We don’t conclude that our record of Gallic Wars by Julius Caesar is so unreliable that it can’t inform our understanding of the past. But if that’s the case, we must then accept the far-better attested New Testament story—or so the popular argument goes.
But that argument is flawed. More manuscripts at best increase our confidence that we have the original version, but that doesn’t mean it was history. Far more impressive than a mountain of manuscripts are Egyptian hieroglyphics and Mesopotamian clay tablets that are not only older but original. No one would argue that their mythology must be accurate simply because they’re original, and the same would apply if we had the New Testament’s original.
Let’s return to those 25,000 manuscripts. The originals of every New Testament book were written in Greek, but most of these manuscripts are translations into other languages. A translation means an extra layer of interpretation. Discard these, and we’re down to 5800 Greek manuscripts.
Now consider when these manuscripts were written. The chart below shows the number of Greek New Testament manuscript copies by century. The twelfth century has the most, with 1090 manuscripts. The printing press was invented in the middle of the fifteenth century, which explains the drop on the right of the chart.
There are a hundred manuscripts from the first four centuries, though many of these are just papyrus scraps of less than a page. The first substantial manuscripts with dozens of chapters date to around 200 CE. Only when we get to the fourth century do we find complete (or nearly so) copies of the New Testament. Our view into the past is so hazy that even when they were written is just an educated guess.
When historians weigh evidence, they want the oldest and most reliable manuscripts. The vast majority of the manuscripts shown in the chart are irrelevant, so our 5800 Greek manuscripts have shrunk to the oldest hundred or so from which scholars make their best guess at the originals. Whether we have 1090 copies from the twelfth century or ten times that number, manuscripts that late don’t inform the re-creation of the New Testament originals.
The New Testament does have the most copies, but this isn’t the evidence many think.
Image credit: Unknown author (public domain) via Wikimedia
Manuscript: A manuscript is a handwritten document. The earliest New Testament manuscripts were scrolls made from papyrus. Parchment, made from animal skins and bound into a codex (book), gradually became more popular over the first few centuries CE.

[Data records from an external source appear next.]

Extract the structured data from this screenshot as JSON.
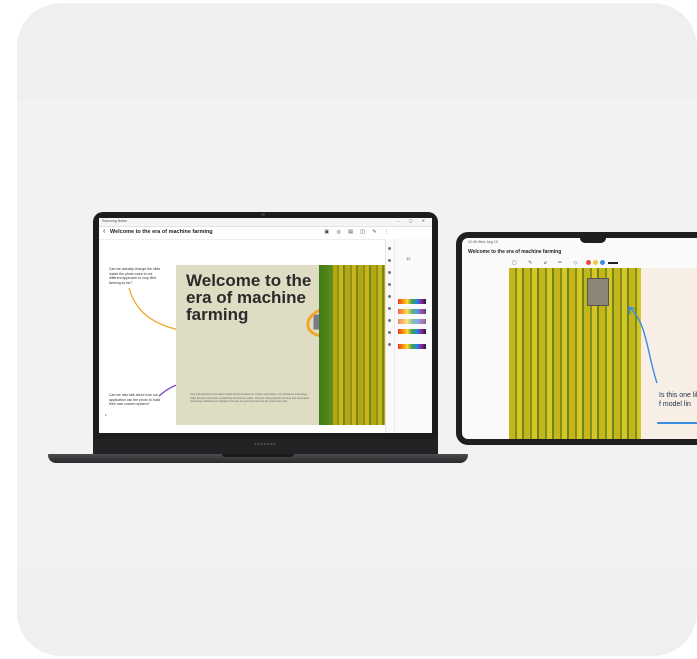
{
  "laptop": {
    "window_app_name": "Samsung Notes",
    "window_controls": "–  ▢  ✕",
    "note_title": "Welcome to the era of machine farming",
    "back_icon": "chevron-left-icon",
    "header_tools": "▣ ◎ ▤ ◫ ✎ ⋮",
    "side_note_1": "Can we actually change the slide inside the photo more to our different approach to crop field farming so far?",
    "side_note_2": "Can we also talk about how our application can the photo to build their own custom system?",
    "side_page_number": "1",
    "slide_title": "Welcome to the era of machine farming",
    "slide_body": "Stay informed about the latest trends and innovations in modern agriculture. Our advanced technology helps farmers boost their productivity and reduce waste. Discover how precision farming and automated harvesting machines are changing the way we grow food around the world every day.",
    "brand": "SAMSUNG",
    "font_size_value": "12",
    "circle_color": "#f0a72a",
    "arrow_color_1": "#f0a72a",
    "arrow_color_2": "#7b3fc4"
  },
  "tablet": {
    "status_time": "12:45 Wed, Aug 19",
    "note_title": "Welcome to the era of machine farming",
    "back_icon": "chevron-left-icon",
    "tools": "▢ ✎ ⌀ ✏ ◇",
    "note_text": "Is this one like it is f model lin",
    "arrow_color": "#3a8ce0"
  }
}
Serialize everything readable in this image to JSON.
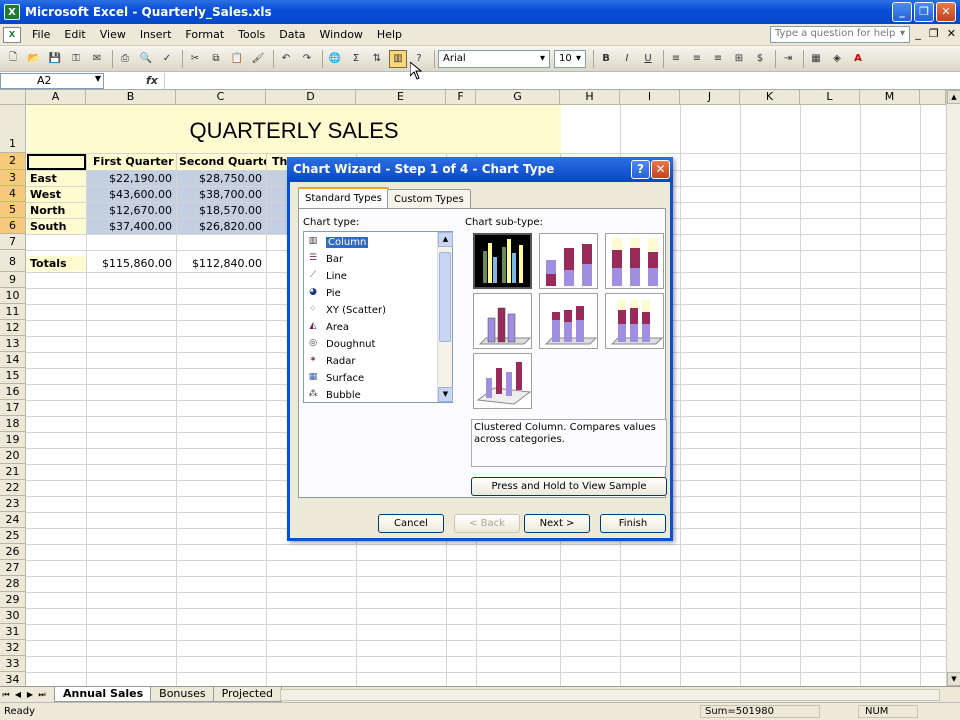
{
  "window": {
    "title": "Microsoft Excel - Quarterly_Sales.xls",
    "app_icon": "excel-icon"
  },
  "menu": {
    "items": [
      "File",
      "Edit",
      "View",
      "Insert",
      "Format",
      "Tools",
      "Data",
      "Window",
      "Help"
    ],
    "question_placeholder": "Type a question for help"
  },
  "toolbar": {
    "font": "Arial",
    "size": "10",
    "bold": "B",
    "italic": "I",
    "underline": "U",
    "sigma": "Σ",
    "chart_wizard_icon": "chart-wizard-icon"
  },
  "formula": {
    "namebox": "A2",
    "fx": "fx",
    "content": ""
  },
  "columns": [
    "A",
    "B",
    "C",
    "D",
    "E",
    "F",
    "G",
    "H",
    "I",
    "J",
    "K",
    "L",
    "M"
  ],
  "rows": [
    "1",
    "2",
    "3",
    "4",
    "5",
    "6",
    "7",
    "8",
    "9",
    "10",
    "11",
    "12",
    "13",
    "14",
    "15",
    "16",
    "17",
    "18",
    "19",
    "20",
    "21",
    "22",
    "23",
    "24",
    "25",
    "26",
    "27",
    "28",
    "29",
    "30",
    "31",
    "32",
    "33",
    "34"
  ],
  "sheet": {
    "title": "QUARTERLY SALES",
    "headers": [
      "First Quarter",
      "Second Quarter",
      "Th"
    ],
    "regions": [
      {
        "name": "East",
        "q1": "$22,190.00",
        "q2": "$28,750.00"
      },
      {
        "name": "West",
        "q1": "$43,600.00",
        "q2": "$38,700.00"
      },
      {
        "name": "North",
        "q1": "$12,670.00",
        "q2": "$18,570.00"
      },
      {
        "name": "South",
        "q1": "$37,400.00",
        "q2": "$26,820.00"
      }
    ],
    "totals": {
      "label": "Totals",
      "q1": "$115,860.00",
      "q2": "$112,840.00"
    }
  },
  "sheet_tabs": [
    "Annual Sales",
    "Bonuses",
    "Projected"
  ],
  "status": {
    "ready": "Ready",
    "sum": "Sum=501980",
    "num": "NUM"
  },
  "dialog": {
    "title": "Chart Wizard - Step 1 of 4 - Chart Type",
    "tabs": [
      "Standard Types",
      "Custom Types"
    ],
    "chart_type_label": "Chart type:",
    "chart_subtype_label": "Chart sub-type:",
    "chart_types": [
      {
        "label": "Column",
        "icon": "column-chart-icon",
        "glyph": "▥"
      },
      {
        "label": "Bar",
        "icon": "bar-chart-icon",
        "glyph": "☰"
      },
      {
        "label": "Line",
        "icon": "line-chart-icon",
        "glyph": "⟋"
      },
      {
        "label": "Pie",
        "icon": "pie-chart-icon",
        "glyph": "◕"
      },
      {
        "label": "XY (Scatter)",
        "icon": "scatter-chart-icon",
        "glyph": "⁘"
      },
      {
        "label": "Area",
        "icon": "area-chart-icon",
        "glyph": "◭"
      },
      {
        "label": "Doughnut",
        "icon": "doughnut-chart-icon",
        "glyph": "◎"
      },
      {
        "label": "Radar",
        "icon": "radar-chart-icon",
        "glyph": "✶"
      },
      {
        "label": "Surface",
        "icon": "surface-chart-icon",
        "glyph": "▦"
      },
      {
        "label": "Bubble",
        "icon": "bubble-chart-icon",
        "glyph": "⁂"
      }
    ],
    "selected_type": "Column",
    "description": "Clustered Column. Compares values across categories.",
    "preview_button": "Press and Hold to View Sample",
    "buttons": {
      "cancel": "Cancel",
      "back": "< Back",
      "next": "Next >",
      "finish": "Finish"
    },
    "help_glyph": "?",
    "close_glyph": "✕"
  }
}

The chart below shows the number of Greek New Testament manuscript copies by century: the data for this chart came from “Biblical manuscript,” Wikipedia: The Free Encyclopedia (Wikimedia Foundation Inc.), en.wikipedia.org/wiki/Biblical_manuscript#New_Testament_manuscripts, retrieved November 4, 2013.
25,000 manuscripts sounds like a lot: “List of New Testament papyri,” Wikipedia: The Free Encyclopedia (Wikimedia Foundation Inc.), https://en.wikipedia.org/wiki/List_of_New_Testament_papyri, retrieved June 15, 2018.